Whether you have a mortgage loan or not, you should itemize your tax deductions only when they exceed the IRS-permitted standard deduction. When homeowners have mortgage loans, their mortgage interest and property taxes alone may exceed the standard deduction amount. However, without mortgage loan interest, you may receive more benefit from the standard deduction. You should always add up your qualified deductions at year's end and compare the total with the allowed standard deduction amount, to determine which approach delivers more benefits.
Property Tax Paid
Without a mortgage loan, you may not have a property tax escrow account. However, even if you are paying a third party to escrow monies each month to meet your property tax payments, you can never deduct personal real estate taxes until they are actually paid. For example, if your property taxes are $4,000 per year, but at year's end you have paid only $1,800, you cannot deduct the total taxes due, $4,000, but only the actual amount you paid, $1,800.
Property Tax Refunds
Some localities offer various real estate tax refunds. A frequent property tax abatement or refund offered by some cities, towns and counties is a senior citizen homeowner tax rebate. With or without a mortgage, property tax refunds lower your deduction. For example, if you've paid property taxes of $4,000 in a given year, but eventually get a $500 rebate before year's end, you can deduct only $3,500, even though you have evidence of a $4,000 real estate tax payment.
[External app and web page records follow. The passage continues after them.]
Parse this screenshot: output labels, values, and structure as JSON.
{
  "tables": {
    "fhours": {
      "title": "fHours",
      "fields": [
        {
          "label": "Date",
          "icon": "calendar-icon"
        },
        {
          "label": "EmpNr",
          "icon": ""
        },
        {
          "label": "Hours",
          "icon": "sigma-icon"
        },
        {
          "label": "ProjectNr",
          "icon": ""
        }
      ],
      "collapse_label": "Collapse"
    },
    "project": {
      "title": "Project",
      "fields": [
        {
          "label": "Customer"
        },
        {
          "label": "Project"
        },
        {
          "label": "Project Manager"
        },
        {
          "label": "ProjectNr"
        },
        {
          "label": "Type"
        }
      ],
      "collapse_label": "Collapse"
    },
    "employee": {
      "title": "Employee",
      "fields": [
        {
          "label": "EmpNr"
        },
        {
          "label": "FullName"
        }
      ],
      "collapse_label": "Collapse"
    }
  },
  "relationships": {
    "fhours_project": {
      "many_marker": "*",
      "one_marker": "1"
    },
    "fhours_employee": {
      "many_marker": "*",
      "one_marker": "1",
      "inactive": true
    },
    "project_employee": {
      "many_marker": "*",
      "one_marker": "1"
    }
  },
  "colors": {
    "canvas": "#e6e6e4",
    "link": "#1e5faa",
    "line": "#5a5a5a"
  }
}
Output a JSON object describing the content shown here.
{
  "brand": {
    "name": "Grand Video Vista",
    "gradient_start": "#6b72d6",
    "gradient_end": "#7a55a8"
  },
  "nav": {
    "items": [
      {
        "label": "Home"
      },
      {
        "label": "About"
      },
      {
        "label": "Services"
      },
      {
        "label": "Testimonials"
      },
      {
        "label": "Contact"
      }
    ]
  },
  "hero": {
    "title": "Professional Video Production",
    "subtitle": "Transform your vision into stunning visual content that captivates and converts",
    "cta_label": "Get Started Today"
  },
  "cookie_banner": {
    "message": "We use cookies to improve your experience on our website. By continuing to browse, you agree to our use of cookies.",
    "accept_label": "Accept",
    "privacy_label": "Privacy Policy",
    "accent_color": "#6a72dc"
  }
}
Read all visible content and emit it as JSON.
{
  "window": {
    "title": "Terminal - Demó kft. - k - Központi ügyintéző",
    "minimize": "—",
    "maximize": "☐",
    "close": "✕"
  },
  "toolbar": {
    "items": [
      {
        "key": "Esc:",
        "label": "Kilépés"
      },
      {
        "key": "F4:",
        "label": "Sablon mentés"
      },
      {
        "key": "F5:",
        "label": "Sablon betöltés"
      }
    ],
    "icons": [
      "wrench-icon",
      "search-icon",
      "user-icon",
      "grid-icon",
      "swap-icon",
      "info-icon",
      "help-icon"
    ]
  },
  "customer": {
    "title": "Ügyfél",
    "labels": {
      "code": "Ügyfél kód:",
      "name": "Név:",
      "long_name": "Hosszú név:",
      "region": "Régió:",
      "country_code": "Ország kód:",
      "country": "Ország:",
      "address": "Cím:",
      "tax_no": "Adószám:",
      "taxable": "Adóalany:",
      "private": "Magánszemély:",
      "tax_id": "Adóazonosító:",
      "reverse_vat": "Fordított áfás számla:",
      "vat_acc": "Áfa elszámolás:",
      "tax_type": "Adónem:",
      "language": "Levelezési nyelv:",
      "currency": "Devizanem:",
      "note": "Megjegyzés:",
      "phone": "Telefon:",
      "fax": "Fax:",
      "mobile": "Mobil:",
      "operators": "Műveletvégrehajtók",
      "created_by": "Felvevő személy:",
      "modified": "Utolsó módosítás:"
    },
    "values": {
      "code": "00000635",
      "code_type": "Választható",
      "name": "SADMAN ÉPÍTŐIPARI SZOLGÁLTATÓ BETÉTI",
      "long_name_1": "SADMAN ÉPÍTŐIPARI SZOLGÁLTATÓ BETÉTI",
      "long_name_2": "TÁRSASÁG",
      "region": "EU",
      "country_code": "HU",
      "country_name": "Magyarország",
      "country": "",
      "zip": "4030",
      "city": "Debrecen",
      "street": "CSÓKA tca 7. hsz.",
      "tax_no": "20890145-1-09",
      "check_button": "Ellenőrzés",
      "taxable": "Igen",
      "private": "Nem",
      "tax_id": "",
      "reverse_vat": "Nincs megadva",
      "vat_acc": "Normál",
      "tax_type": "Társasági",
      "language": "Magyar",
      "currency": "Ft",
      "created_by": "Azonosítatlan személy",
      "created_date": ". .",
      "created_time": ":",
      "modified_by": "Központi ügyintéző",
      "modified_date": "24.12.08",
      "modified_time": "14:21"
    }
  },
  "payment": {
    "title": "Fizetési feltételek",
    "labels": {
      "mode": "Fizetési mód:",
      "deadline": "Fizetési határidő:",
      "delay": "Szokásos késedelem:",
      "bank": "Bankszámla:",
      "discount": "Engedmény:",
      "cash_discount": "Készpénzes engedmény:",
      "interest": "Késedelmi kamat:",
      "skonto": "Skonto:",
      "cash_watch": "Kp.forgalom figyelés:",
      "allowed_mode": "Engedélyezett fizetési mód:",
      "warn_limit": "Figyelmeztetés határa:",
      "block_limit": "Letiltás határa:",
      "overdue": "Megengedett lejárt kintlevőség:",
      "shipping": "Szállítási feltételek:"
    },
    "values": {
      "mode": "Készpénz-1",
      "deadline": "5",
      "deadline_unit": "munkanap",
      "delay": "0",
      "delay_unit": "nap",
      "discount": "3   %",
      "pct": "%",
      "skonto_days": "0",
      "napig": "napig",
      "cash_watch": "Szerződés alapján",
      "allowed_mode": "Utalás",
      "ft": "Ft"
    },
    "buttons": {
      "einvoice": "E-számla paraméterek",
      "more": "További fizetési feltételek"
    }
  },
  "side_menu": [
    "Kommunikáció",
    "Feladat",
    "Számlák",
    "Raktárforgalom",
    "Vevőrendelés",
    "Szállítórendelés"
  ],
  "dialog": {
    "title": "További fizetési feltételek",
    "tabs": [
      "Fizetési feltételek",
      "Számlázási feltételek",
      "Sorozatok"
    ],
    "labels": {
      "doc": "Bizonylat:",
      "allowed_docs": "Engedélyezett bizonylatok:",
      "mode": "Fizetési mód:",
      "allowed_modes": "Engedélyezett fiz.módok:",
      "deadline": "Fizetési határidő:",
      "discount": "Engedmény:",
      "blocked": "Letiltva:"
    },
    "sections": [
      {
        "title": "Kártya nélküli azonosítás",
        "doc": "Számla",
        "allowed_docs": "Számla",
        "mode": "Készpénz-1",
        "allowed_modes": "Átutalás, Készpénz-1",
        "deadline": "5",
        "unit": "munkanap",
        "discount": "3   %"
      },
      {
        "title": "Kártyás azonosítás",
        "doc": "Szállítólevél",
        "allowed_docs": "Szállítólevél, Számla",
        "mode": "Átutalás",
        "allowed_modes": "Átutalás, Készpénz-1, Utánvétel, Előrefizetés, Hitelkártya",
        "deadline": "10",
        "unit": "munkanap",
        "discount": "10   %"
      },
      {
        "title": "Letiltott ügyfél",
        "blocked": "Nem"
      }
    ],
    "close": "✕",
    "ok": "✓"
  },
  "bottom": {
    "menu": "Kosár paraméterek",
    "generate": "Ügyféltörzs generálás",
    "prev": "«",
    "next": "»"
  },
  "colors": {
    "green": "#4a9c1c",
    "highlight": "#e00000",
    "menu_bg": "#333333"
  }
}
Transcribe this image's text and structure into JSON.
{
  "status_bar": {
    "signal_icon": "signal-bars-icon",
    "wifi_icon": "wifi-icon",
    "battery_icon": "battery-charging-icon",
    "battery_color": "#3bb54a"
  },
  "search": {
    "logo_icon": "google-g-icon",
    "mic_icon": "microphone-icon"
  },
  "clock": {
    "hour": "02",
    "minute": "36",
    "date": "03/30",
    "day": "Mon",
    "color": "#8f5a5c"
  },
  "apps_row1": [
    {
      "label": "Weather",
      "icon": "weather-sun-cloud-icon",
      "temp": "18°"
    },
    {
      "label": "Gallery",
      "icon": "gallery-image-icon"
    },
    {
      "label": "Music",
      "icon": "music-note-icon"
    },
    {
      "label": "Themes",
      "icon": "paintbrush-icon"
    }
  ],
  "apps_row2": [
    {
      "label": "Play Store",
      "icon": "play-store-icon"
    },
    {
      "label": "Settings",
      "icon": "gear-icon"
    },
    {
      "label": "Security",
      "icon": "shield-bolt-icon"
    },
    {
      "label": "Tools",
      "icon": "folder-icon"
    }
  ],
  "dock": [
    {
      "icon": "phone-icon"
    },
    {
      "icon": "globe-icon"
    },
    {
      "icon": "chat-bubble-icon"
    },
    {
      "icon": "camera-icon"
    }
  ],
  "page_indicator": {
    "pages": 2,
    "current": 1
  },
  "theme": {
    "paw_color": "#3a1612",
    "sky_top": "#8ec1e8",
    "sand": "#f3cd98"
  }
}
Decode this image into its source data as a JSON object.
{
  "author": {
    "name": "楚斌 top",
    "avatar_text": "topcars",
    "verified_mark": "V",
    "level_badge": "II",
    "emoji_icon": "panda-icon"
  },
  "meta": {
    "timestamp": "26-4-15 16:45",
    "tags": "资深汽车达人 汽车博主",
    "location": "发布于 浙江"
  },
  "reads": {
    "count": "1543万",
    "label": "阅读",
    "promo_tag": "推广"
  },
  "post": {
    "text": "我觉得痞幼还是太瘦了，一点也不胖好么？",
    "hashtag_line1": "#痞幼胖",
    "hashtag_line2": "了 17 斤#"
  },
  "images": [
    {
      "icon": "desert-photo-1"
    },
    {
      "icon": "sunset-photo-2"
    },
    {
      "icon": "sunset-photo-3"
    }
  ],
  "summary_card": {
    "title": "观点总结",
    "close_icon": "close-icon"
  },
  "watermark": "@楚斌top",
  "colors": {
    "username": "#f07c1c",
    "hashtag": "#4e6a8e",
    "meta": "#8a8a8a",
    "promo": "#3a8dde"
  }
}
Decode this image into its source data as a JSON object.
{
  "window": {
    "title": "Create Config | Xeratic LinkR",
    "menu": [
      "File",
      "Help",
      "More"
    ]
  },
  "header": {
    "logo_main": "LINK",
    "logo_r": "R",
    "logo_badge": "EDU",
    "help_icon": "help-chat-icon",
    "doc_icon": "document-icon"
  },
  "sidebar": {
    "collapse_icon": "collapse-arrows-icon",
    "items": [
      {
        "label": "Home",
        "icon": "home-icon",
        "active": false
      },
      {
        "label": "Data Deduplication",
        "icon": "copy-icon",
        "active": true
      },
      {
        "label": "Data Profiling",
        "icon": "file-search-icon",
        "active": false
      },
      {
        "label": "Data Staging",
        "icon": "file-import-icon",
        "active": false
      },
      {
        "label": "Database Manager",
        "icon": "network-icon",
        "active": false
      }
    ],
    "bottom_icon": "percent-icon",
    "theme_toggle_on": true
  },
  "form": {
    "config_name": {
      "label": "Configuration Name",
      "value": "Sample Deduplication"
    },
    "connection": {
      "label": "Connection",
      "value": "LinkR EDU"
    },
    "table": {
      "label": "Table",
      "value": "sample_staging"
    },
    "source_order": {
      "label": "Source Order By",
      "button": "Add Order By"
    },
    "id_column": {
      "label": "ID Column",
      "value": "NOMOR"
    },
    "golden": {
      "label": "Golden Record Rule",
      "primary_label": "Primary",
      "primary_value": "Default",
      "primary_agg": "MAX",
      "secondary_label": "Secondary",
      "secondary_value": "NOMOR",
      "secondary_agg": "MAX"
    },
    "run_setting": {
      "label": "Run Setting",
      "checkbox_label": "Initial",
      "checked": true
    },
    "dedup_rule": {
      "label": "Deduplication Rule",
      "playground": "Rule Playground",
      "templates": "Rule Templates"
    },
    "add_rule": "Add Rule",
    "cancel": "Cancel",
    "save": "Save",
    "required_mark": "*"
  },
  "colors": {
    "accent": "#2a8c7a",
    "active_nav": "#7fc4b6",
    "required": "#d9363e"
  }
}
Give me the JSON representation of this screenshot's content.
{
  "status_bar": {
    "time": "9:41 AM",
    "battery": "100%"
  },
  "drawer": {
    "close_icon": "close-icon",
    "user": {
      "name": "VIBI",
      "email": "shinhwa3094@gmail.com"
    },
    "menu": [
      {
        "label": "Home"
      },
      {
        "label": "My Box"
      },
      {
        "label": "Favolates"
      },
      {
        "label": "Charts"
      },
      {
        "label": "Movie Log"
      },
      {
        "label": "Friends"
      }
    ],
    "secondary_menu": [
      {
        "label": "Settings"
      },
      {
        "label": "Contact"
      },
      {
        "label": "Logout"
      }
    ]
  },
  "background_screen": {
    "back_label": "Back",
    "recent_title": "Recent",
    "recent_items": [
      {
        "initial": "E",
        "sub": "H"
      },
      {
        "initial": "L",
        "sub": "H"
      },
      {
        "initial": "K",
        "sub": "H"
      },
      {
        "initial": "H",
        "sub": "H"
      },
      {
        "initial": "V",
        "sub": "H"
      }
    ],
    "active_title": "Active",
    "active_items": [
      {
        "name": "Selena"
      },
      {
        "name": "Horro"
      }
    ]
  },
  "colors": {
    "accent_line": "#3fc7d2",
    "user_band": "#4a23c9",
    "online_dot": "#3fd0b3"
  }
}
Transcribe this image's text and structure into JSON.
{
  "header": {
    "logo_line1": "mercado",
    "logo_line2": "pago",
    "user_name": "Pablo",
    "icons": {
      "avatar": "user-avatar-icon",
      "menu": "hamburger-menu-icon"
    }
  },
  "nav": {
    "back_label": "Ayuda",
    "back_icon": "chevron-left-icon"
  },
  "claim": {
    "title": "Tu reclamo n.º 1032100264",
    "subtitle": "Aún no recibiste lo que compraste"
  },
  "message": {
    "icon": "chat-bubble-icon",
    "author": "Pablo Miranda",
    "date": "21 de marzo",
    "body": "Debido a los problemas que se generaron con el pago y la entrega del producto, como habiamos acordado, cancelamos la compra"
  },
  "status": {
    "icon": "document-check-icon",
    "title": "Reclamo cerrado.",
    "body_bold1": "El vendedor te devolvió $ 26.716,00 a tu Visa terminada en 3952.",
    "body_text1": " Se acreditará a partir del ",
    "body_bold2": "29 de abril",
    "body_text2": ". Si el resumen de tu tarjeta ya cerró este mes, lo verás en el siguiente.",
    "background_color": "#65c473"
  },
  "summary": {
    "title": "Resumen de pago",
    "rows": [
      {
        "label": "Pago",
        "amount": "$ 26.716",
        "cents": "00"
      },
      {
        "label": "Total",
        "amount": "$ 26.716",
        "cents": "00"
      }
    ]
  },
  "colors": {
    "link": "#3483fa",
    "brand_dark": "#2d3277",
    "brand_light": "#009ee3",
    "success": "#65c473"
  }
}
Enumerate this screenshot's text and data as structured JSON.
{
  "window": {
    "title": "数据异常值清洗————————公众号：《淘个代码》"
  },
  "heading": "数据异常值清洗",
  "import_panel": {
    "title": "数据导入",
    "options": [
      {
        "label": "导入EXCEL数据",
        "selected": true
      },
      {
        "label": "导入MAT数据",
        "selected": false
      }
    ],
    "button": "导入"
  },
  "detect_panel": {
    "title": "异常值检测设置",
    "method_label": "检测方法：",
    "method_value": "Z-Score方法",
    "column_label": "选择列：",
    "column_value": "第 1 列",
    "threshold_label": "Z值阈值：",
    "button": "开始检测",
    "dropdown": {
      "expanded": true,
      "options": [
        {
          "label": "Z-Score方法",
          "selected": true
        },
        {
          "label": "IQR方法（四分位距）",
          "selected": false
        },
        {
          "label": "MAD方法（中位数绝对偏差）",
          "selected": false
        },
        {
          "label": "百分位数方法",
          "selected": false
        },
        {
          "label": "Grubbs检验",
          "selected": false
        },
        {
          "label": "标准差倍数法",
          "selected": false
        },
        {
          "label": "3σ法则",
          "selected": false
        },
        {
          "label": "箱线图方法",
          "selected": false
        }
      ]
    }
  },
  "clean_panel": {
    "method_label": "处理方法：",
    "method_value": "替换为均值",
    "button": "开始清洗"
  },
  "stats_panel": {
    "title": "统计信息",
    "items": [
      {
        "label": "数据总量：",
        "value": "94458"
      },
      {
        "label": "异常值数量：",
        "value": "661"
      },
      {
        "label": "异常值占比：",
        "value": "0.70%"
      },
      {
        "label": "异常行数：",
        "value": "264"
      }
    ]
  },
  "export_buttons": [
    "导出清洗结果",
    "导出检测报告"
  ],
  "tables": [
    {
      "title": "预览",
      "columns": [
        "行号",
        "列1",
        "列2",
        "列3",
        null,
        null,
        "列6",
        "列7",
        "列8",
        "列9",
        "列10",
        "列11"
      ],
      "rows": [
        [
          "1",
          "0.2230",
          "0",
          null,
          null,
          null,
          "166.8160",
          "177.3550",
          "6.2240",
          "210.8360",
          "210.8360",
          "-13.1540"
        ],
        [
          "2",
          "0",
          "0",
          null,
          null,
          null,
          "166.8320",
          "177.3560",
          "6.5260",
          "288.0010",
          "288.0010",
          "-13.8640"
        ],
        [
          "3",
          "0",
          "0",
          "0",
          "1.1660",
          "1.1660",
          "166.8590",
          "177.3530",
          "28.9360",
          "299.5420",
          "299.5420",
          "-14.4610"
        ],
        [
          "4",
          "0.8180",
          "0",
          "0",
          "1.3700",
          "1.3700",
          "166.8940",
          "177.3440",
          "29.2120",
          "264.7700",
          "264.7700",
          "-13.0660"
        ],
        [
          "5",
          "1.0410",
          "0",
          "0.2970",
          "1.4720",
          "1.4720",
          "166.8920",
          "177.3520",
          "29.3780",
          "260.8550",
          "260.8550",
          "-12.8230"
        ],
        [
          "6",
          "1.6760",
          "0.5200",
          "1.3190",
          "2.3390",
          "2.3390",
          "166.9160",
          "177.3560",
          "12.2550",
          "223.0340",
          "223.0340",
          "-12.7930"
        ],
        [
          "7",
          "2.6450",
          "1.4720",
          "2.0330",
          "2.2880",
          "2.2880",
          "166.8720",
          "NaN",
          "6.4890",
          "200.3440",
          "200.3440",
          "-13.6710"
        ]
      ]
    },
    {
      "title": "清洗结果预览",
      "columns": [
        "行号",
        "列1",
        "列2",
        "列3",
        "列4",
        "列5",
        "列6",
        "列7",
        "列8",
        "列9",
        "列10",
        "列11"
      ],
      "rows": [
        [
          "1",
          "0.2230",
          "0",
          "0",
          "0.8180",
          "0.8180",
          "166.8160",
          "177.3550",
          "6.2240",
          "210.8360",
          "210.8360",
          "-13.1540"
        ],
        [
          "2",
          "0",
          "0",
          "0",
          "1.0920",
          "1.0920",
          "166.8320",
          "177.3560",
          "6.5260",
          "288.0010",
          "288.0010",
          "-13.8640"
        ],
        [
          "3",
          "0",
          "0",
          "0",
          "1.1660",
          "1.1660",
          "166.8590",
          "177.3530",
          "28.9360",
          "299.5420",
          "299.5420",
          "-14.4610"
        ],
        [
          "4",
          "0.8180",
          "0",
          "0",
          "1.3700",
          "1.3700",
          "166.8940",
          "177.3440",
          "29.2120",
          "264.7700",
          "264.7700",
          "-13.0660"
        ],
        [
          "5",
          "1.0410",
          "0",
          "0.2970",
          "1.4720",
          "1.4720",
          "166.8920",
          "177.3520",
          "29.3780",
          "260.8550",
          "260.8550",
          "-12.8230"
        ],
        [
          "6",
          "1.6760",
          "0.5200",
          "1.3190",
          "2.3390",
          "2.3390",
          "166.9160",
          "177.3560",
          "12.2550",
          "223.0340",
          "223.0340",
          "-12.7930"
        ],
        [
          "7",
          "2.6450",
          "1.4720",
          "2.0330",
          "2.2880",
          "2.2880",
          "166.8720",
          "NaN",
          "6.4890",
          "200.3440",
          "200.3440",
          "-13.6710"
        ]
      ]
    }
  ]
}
Some items may appear to be property taxes, but, with or without a mortgage, they are not deductible. Prime examples are "local benefits" that are property- driven assessments. Items like installing sewer systems, although done by your local government for your home and coming with a cost, are not deductible as property taxes. Similarly, unit fees for delivery of water to your home or periodic fees for residential services, such as additional fees for government trash collection, are not deductible as property taxes. However, special assessments for maintenance and repairs, such as repairing a crumbled sidewalk, are deductible as property tax items.